I wonder how we are gripped by fear.  I wonder how fear holds us and locks us into a way on non-living, of helplessness, powerlessness and deep anxiety that is paralysing.  What do we fear?  What is it that initiates the biological reaction in our bodies and locks us into fight or flight; to defensiveness or escape?  How much of what we fear is real?  How much of what we are told to fear is rational and actual?  Are there any alternatives to fear?  What responses can we make that no longer restrict hope but unleashes life, with joy, love and peace?

Into the midst of the frightened, fearful disciples the Risen Christ appears and says: ‘Peace be with you!’  He showed them the scars of death, the signs of violence and the metaphors at the heart of fear.  These wounds and scars had no lasting power.  Life triumphs death and hope is eternal – for those who will take up love and cast aside fear.  This Risen Christ breathed on them and the breath of God touched them with life and the Spirit of Christ was in them, through them and around them.  This is the Spirit of Love that transforms fear into life and hope.  The disciples stood up, took a deep breath and began to live again.  The mysterious One in their midst was the presence of God, who is Love and fear cannot inhabit the same space as love.  The disciples and followers of Jesus came alive!

This is a story of resurrection – the resurrection of hope, life, love and of courage in the face of fear.  Jesus proclaimed forgiveness and commissioned the disciples to forgive.  This is the way of reconciliation and peace.  Forgiveness is the beginning of the way of new life, of freedom from the shackles that bind us in fear and conflict.  Barriers built up are torn down when forgiveness flows, given and received.

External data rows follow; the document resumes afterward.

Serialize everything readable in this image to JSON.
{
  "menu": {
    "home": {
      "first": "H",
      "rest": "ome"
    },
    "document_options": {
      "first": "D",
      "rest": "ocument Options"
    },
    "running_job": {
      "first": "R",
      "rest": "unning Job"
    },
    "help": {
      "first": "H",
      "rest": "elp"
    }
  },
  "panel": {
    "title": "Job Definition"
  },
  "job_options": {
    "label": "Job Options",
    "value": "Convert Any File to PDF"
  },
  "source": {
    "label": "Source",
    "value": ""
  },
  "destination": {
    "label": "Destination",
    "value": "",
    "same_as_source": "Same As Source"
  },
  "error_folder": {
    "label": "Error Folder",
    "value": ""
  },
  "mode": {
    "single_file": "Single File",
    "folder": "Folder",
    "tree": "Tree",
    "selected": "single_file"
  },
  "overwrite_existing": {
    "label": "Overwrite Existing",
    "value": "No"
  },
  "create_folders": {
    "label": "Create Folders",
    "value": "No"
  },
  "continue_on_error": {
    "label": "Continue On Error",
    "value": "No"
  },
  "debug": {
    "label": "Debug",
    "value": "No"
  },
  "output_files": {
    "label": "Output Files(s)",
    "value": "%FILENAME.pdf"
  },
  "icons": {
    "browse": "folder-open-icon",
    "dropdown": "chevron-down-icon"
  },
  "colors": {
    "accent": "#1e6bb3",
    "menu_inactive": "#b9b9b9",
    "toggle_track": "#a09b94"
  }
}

This is a strange and beautiful story but it is also one that is difficult to embrace in the cut and thrust of everyday life.  Those who control and tell the stories of culture do it very well.  They narrate an ever-present story of fear and angst.  They portray our world as caught in the grip of powers that threaten the heart of material life, which seems so important.  We are drawn into their rhetoric of fear.  We feel the anger and violence courses through our veins in response – angry words and violent thoughts; violent actions – fights, wars, murder… As individuals and nations we respond to fear out of the narrative that surrounds the telling.  Fear generates more fear, more violence, more hopelessness.

Jesus’ story, the story of God in our midst, is an alternative story that offers another way.  This way is what John Lennon yearns for in the quote above.  It is for people to embrace life and love as a way that quenches fear and overcomes violence through forgiveness and peace.  When Jesus breathed on the disciples and offered them forgiveness and peace, he was saying that they are loved by the Love at the heart of the universe, a profound, eternal Love that transcends all else.  They were no longer alone, no longer helpless or hopeless.  Nor were they powerless because God was in their midst and in them.  They could believe.  In the midst of doubt and uncertainty, confusion and fear, they could believe.  In believing they could respond and act and rise above fear to be Love in the world!

By geoffstevenson